Here's the thing...I could pick any number of scenes from the 1978 Superman film that featured Christopher Reeve against a projection screen that looks more authentic that some of the stuff in MOS. That's a bold statement I know, but there is something about seeing the real actor in flight - flying over his shoulder, flying with his point of view - that makes the viewer feel that a man can fly. We fly with him. In MOS we meerly watch him fly.

Having said that Superman's first attempts at flying and his eventual success do put a smile on your face. Cavill really sells the joy and excitement of soaring through the air.

Hans Zimmer's score has tough act to follow and honestly, it just seems to drone on through the film. Having said that, I do like the main theme he has composed. The score is something of a departure for Zimmer and is really quite good - but other than what you have heard in the trailers and TV spots it never really gets to stand out.

The ending of the film is a little rushed.

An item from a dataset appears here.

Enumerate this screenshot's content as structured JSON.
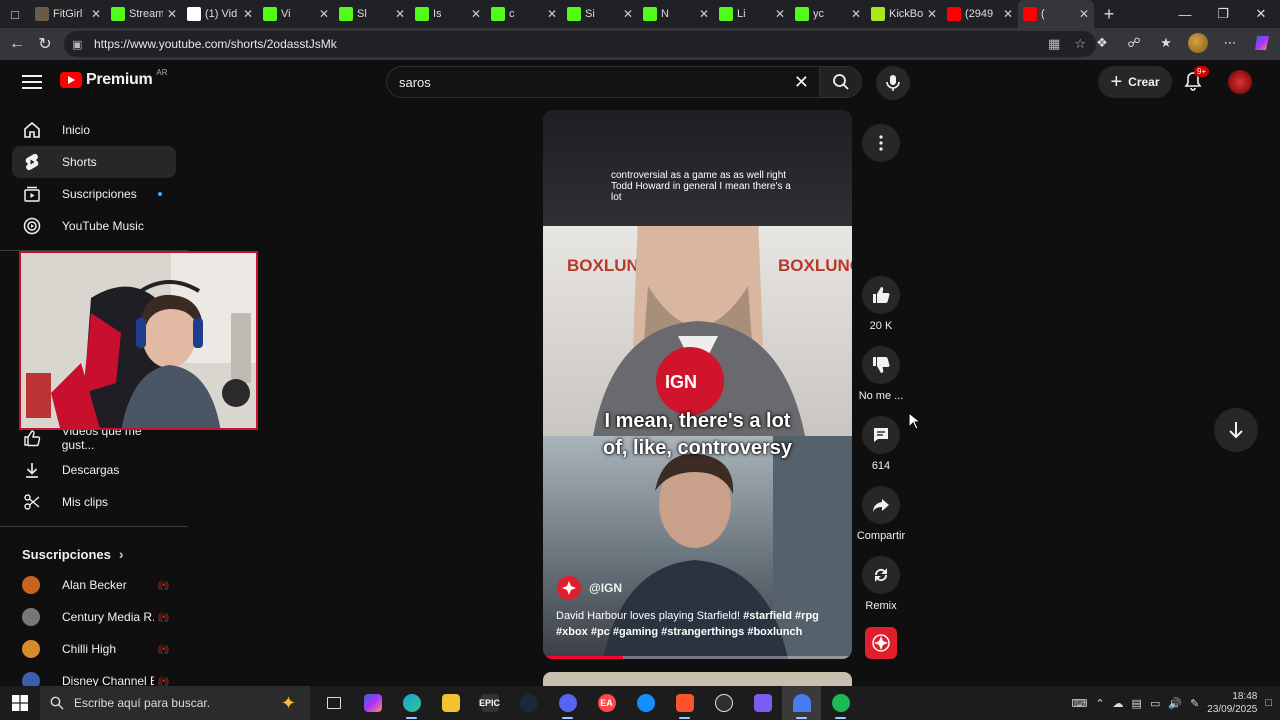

Sadly we get no flyby and are left hanging a little without a reminder, or lasting final image of how cool Superman is. This is a departure from almost every superhero film to date. Whether it was a conscious decision just to be different I don't know...but audiences expect certain things and that is one of them.

Complaints aside, Man of Steel was brilliant. I left wanting to see more. I left wanting to see it again and I will. Soon. Man of Steel is released worldwide on June 14th 2013.

A very different take on Superman with a familiar feel. Snyder, Nolan and Goyer have created a
very fertile base
 from which to grow sequels and expand into a cinematic DCU. 
You'll believe a man can fly - sadly, were it not for some problems, we could have seen a god soar!

8 /10


From Warner Bros. Pictures and Legendary Pictures comes "Man of Steel," starring Henry Cavill in the role of Clark Kent/Superman, under the direction of Zack Snyder. A young boy learns that he has extraordinary powers and is not of this Earth. As a young man, he journeys to discover where he came from and what he was sent here to do. But the hero in him must emerge if he is to save the world from annihilation and become the symbol of hope for all mankind.

"Man of Steel" also stars Amy Adams, Michael Shannon, Kevin Costner, Diane Lane, Laurence Fishburne, Antje Traue, Ayelet Zurer, Christopher Meloni and Russell Crowe. The film is produced by Charles Roven, Christopher Nolan, Emma Thomas and Deborah Snyder. The screenplay was written by David S. Goyer from a story by Goyer & Nolan, based upon Superman characters created by Jerry Siegel & Joe Shuster and published by DC Entertainment.

comments powered by Disqus